Not one word of this should be taken as a concession on policy, or on the two candidates. On Election day I will cast my vote for Barack Obama, barring some sort of major turnaround in his policy positions. (It's gonna be my third time voting in the Presidential election, which is scary to think about!) I believe Barack Obama is a better candidate for the presidency of the United States. I find his policy positions both more likely to produce social justice and simple pragmatic good for our country. And, though many people reject this kind of thing... I think the Republican party needs to be punished electorally for its failures in the last eight years. The party allowed the politics of resentment, cronyism, and the desire to demonstrate the weakness of government to push them to effectively abdicate their responsibility as the ruling party. The failures of the Bush administration aren't just the large-scale fiascoes of Katrina and Iraq but the long steady degradation of consumer protections, environmental defense, protection against discrimination in employment and housing, infrastructure, and many other of the elementary day to day responsibilities of government. My political disagreements with a party are one thing. But that party abandoning it's duties in governance because doing so seems to prove their ideology is another. The Republicans have to demonstrate that they truly believe in good governance, even if they believe that the size of that governance should be vanishingly small.
I think we all kind of go in the tank for an election so special, so important, so fraught with meaning for our country and for ourselves. Have I been intemperate? At times, I have. I've been better than some and perhaps than most, but that isn't good enough, not now. And I am not ready or willing to lose myself to my shrill, angry, partisan side, as I am capable of, nor am I prepared to sacrifice relationships and the spirit of post-partisanship (for lack of a better term). There are many on both sides who I think are worse, and I believe that many of my conservative counterparts need to take time out and consider their current level of investment in candidates over principle. But I have no standing to scold anyone else, and I have to start with me.
I'll continue to talk about politics in terms of policy, I think, but there will be no more horse race analysis, no more discussion of the latest gaffe or poll, and (for goodness sakes) no more Sarah Palin. I'll try to work in more culture and criticism. It's likely that my posts will be more infrequent, however. The day after election day, I may be ready to engage with electoral politics again. For now I risk too much and gain too little.
Until then... go Obama! And I'll catch you on the other side of this thing.
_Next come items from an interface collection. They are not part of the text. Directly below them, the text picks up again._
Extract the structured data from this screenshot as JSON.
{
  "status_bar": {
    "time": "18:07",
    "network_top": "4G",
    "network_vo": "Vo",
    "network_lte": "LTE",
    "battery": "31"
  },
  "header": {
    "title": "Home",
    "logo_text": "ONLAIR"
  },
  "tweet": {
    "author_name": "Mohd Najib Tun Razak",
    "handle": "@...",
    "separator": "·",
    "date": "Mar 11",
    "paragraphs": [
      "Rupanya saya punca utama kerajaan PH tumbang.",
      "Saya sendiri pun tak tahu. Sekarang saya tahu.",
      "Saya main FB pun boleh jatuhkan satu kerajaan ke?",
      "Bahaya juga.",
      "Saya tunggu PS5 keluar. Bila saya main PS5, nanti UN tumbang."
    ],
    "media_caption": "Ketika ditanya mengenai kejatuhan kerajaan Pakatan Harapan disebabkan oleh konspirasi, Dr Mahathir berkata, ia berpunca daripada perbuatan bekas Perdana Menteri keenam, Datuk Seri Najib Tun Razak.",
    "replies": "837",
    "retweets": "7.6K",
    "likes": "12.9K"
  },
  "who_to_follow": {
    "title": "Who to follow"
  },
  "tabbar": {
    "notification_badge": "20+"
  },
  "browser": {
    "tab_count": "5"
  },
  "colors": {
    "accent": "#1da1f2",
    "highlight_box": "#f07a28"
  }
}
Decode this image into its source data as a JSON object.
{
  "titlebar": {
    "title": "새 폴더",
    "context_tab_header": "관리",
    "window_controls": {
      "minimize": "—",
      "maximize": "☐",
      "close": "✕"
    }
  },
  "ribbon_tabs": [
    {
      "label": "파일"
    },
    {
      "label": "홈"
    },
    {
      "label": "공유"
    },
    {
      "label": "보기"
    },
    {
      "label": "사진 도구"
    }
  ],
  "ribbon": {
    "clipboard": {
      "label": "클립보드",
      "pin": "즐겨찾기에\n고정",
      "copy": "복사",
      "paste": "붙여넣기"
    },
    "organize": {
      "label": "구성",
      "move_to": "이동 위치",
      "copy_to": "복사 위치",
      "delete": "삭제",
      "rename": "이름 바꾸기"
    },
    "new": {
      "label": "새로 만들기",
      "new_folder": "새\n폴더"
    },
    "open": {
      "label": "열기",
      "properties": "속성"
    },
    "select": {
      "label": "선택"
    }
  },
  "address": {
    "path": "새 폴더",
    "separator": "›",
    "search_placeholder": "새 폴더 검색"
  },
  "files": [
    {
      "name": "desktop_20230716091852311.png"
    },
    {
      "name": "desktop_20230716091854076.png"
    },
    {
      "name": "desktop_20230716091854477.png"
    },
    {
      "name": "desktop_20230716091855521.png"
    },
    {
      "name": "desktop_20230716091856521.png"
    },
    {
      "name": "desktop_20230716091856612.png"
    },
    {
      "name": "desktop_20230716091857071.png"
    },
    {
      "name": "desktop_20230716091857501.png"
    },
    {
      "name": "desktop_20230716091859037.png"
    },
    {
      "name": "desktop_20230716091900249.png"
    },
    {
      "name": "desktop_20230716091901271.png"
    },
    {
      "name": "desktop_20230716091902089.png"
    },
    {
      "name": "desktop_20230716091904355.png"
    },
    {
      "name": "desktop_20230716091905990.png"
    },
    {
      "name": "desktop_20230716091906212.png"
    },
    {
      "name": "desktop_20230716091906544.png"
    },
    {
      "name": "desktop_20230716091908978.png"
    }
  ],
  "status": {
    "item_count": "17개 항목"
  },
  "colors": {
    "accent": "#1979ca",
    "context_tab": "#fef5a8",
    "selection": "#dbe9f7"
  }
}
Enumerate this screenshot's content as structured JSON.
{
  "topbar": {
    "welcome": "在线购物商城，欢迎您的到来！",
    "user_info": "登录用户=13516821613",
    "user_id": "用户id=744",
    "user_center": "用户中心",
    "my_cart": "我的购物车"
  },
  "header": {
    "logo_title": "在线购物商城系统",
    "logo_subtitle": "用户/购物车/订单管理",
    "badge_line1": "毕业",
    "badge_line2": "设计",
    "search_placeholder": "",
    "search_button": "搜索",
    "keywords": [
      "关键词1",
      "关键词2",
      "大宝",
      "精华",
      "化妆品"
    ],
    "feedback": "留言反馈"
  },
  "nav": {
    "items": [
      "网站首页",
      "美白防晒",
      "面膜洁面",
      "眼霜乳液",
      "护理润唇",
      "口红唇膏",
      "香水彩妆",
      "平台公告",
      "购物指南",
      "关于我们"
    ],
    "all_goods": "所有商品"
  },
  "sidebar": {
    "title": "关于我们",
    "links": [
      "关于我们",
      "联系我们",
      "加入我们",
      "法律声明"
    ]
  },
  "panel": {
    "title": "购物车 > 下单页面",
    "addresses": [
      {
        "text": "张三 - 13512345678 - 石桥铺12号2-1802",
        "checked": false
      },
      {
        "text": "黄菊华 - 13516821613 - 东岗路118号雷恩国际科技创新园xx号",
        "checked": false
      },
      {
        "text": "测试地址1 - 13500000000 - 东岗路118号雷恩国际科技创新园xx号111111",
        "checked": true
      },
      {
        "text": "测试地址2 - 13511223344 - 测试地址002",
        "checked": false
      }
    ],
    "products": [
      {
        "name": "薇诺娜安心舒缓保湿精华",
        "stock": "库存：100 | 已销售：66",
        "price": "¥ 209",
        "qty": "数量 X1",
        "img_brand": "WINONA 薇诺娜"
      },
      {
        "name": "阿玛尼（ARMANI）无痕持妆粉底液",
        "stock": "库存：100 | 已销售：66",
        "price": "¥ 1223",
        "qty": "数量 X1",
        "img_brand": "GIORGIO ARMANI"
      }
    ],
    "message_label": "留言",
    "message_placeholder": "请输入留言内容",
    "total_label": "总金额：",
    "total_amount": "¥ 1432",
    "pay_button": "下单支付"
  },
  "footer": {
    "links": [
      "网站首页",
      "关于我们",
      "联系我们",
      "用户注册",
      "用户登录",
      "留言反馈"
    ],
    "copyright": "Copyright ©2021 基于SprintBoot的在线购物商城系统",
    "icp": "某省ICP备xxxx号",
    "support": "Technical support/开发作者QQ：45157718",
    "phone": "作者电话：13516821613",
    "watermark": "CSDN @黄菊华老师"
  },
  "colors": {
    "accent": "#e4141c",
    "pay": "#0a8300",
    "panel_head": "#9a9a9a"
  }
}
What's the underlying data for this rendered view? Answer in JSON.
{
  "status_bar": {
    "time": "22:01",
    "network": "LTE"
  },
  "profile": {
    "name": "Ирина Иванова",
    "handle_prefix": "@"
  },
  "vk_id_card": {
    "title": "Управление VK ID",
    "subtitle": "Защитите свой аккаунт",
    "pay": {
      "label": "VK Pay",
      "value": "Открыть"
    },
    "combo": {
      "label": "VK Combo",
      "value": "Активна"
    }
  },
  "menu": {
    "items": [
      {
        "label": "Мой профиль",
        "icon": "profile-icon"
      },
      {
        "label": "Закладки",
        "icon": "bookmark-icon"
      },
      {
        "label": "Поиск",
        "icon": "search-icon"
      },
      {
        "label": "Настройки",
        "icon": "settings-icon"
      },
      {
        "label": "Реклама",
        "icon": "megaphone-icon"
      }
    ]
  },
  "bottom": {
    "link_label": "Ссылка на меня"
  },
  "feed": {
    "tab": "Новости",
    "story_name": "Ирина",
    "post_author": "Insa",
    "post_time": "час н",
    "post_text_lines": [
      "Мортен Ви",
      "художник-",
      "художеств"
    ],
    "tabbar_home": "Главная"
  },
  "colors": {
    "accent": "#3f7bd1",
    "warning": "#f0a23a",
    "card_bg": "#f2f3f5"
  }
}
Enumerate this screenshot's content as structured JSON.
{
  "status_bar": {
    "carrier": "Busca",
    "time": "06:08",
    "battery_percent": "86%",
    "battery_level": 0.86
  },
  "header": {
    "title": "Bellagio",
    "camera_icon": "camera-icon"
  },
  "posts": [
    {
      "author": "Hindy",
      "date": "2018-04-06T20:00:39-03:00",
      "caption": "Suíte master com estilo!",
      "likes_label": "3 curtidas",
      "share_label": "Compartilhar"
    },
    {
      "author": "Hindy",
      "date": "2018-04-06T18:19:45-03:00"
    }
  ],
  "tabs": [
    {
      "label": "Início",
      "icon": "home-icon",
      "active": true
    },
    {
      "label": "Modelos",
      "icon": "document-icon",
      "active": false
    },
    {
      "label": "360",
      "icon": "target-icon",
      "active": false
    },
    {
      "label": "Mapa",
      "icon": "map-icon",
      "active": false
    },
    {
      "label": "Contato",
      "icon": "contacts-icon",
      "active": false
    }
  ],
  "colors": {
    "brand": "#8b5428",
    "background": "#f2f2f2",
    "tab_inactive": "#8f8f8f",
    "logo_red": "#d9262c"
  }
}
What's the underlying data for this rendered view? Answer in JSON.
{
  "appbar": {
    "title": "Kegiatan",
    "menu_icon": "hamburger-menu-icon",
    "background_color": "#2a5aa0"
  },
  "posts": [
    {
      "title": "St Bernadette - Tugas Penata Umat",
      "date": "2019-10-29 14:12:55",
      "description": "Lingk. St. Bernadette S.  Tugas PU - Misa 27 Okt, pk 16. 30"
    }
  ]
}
Update: Speak of the devil and he appears. I think you can believe in limited government and do a good job of governing. You can't have contempt for government and do a good job of governing.